MATERIAL FOR THE TASK below:

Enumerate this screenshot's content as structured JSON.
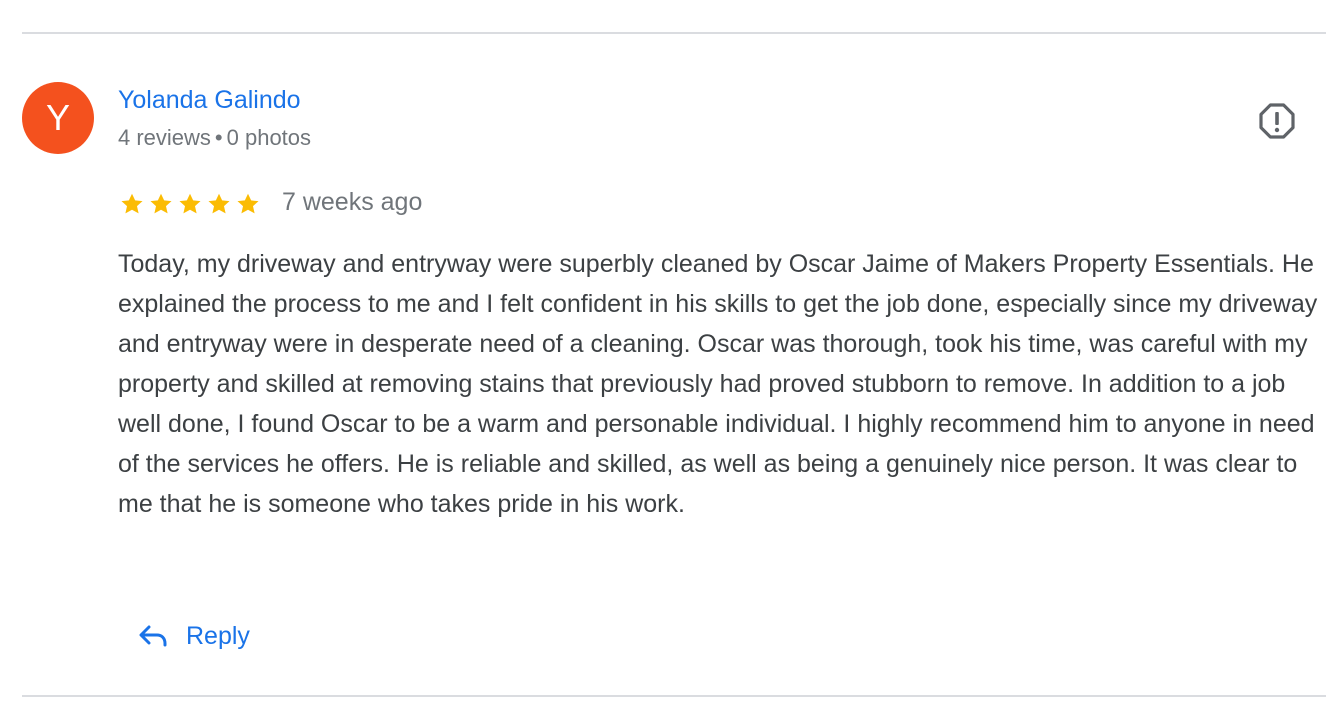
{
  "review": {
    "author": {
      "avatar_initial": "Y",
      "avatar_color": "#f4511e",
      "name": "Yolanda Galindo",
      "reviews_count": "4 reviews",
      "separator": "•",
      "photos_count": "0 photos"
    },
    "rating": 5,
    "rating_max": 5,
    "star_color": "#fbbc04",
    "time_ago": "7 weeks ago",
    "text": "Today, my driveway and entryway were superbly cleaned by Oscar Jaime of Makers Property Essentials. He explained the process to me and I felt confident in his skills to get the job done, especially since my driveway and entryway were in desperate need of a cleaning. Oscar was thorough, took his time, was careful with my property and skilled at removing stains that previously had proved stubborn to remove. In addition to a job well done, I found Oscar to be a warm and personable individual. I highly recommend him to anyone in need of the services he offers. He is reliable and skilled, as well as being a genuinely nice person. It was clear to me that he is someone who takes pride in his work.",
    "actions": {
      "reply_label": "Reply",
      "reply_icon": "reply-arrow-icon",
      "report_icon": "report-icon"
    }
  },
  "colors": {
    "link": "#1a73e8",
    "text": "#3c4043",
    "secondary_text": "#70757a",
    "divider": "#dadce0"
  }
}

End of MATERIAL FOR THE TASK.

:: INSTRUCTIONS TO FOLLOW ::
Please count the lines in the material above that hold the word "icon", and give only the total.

:: RESULT OF THIS TASK ::
2